Sleep, friends, IB – choose 2
Yes, the IB will take over a lot of your time, but by no means it is a 24/7 commitment. You don’t need to give up on having friends or sleeping for the next two years – you only need to manage your time well and organise yourself. The IB is very demanding, but throughout the course there will be plenty of time for studying, going out with friends and resting. You might have less free time during exam periods, but that’s the same for any other equivalent course such as A-Levels.
IB students don’t have time for their hobbies
As mentioned above, you will have enough free time to have a personal life. Additionally, the IB encourages you to spend time on your hobbies through CAS, which aims for students to take part in creative projects, sports and various activities. With the freedom to choose their own CAS projects, students can pursue their interests and make them count for their diploma progress too – how great is that?
The IB is for smart students only
As the IB says, the IB diploma can be taught to anyone ages 16-19, as long as the school is licenced to teach it. That is virtually the only requirement for teaching the IB. It is designed for students of all abilities and backgrounds, and is definitely not made for students with a superior academic ability. When it comes to the IB, working hard and making an effort is more important than being a gifted student, so don’t think that you need to be a genius to successfully complete the diploma.
The IB is only for ‘elite’ students
Other than age boundaries, the IB has no limits on who can take part in its programmes. The IB is open to accept any student who is willing to make enough effort, and has no requirements on a student’s previous education, ethnicity, or any other factors that may limit his or her ability to take part. The IB provides every student equal opportunities and its diversity invites students of all backgrounds to join.
The IB is for international people only
Sure, the IB is typically taught in international schools, where hundreds of third-culture kids study. But the IB is taught in local schools too so everyone can have access to the programme. The IB is not exclusively for international schools, even if people believe so. Plus, loads of students at international schools have been born and raised in that country, so no, you do not need to have travelled the world or have lived in a million countries to be able to access the IB.
The IB is broad but shallow
Several people think that having to do six different subjects make the IB broad, thus failing to cover subjects in depth.
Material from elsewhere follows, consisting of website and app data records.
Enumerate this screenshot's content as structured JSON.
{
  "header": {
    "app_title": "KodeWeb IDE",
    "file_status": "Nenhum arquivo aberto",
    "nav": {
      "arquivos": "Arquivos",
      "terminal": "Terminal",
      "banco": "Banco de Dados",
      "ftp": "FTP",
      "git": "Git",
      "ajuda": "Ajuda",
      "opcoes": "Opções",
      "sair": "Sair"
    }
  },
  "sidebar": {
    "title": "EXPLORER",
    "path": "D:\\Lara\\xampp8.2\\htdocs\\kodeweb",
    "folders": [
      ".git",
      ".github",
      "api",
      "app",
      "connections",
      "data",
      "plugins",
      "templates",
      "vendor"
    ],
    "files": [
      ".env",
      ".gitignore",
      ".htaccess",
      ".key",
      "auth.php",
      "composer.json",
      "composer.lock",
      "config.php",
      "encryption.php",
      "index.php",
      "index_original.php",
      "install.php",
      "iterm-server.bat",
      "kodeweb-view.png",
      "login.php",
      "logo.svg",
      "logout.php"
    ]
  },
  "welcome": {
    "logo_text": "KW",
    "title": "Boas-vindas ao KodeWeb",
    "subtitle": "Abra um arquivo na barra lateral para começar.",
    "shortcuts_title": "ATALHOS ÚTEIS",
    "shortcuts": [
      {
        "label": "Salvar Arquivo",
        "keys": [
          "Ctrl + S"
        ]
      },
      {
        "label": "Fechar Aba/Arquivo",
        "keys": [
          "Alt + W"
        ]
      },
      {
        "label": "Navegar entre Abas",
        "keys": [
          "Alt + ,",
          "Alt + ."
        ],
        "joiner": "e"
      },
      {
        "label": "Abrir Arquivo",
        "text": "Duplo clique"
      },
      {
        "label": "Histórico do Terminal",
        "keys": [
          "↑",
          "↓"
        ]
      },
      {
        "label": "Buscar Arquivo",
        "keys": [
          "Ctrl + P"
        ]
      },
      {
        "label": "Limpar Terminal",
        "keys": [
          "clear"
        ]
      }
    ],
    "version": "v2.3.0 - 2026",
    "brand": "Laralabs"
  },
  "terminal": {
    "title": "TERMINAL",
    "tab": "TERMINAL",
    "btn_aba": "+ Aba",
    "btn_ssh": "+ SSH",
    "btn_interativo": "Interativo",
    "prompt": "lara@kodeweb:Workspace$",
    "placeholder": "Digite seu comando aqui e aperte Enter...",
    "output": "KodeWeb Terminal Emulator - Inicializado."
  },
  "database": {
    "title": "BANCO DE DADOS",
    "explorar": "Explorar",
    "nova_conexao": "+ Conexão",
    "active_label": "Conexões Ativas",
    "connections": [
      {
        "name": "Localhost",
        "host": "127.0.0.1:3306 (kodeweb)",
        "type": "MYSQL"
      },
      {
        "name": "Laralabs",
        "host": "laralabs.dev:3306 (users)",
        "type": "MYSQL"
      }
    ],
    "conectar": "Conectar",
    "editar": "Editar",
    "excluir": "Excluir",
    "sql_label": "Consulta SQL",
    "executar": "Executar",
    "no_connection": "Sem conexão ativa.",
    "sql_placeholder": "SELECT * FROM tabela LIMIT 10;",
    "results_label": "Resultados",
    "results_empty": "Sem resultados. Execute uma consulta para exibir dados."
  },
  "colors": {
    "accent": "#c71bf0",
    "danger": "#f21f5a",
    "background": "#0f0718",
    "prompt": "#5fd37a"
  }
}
This is not true; subject syllabi are extensive and explore each topic in depth. Furthermore, almost all subjects can be taken at either Standard Level or Higher Level, with Higher Level courses being even more thorough and slightly more difficult. The IB is not a choice of breadth over depth, but a combination of both.
Universities don’t know what the IB is
The IB is a renowned and respected programme by universities. Most IB graduates go on to higher education, so universities are more than used to receiving applications with IB scores. If you look online, you will see universities accept the IB and have set out specific requirements – in terms of IB grades – for students to know what they need to achieve in the IB to apply to their desired university. IB students are not at a disadvantage when applying to university.
The IB is just a university prep program
It’s true that students completing the IB Diploma are well prepared for university, as the IB teaches them skills such as time management, critical thinking, and collaboration, which are essential skills needed in university work. However, the IB also aims to provide students useful skills for any stages in life, including flexible thinking skills, responsibility, and becoming open-minded. Also, the IB is not limited to just the Diploma Programme and has many others aimed at students of a diverse range of age, including those who are still far from entering university, such as the Primary Years Programme.
Do you have any other IB myths? Let us know, we’ll bust them!